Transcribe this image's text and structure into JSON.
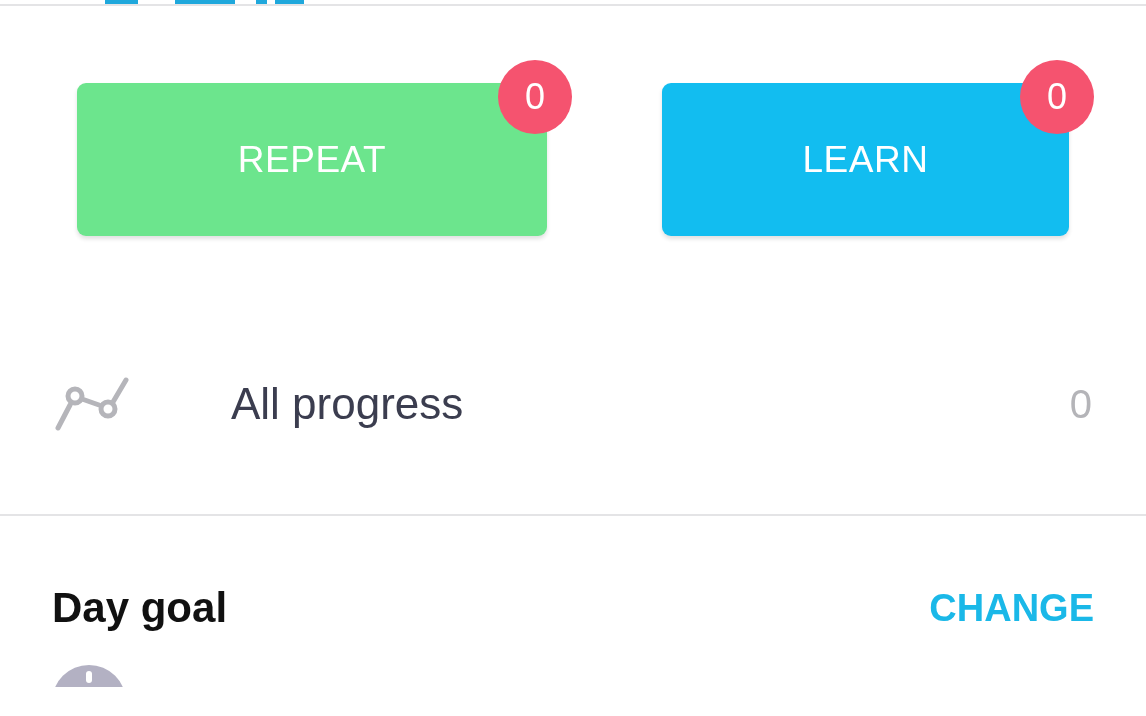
{
  "actions": [
    {
      "kind": "repeat",
      "label": "REPEAT",
      "badge": "0"
    },
    {
      "kind": "learn",
      "label": "LEARN",
      "badge": "0"
    }
  ],
  "progress": {
    "label": "All progress",
    "value": "0"
  },
  "day_goal": {
    "title": "Day goal",
    "action": "CHANGE"
  }
}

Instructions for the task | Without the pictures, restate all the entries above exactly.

Answer section |
Transcribe this image's text and structure into JSON.
{
  "actions": [
    {
      "kind": "repeat",
      "label": "REPEAT",
      "badge": "0"
    },
    {
      "kind": "learn",
      "label": "LEARN",
      "badge": "0"
    }
  ],
  "progress": {
    "label": "All progress",
    "value": "0"
  },
  "day_goal": {
    "title": "Day goal",
    "action": "CHANGE"
  }
}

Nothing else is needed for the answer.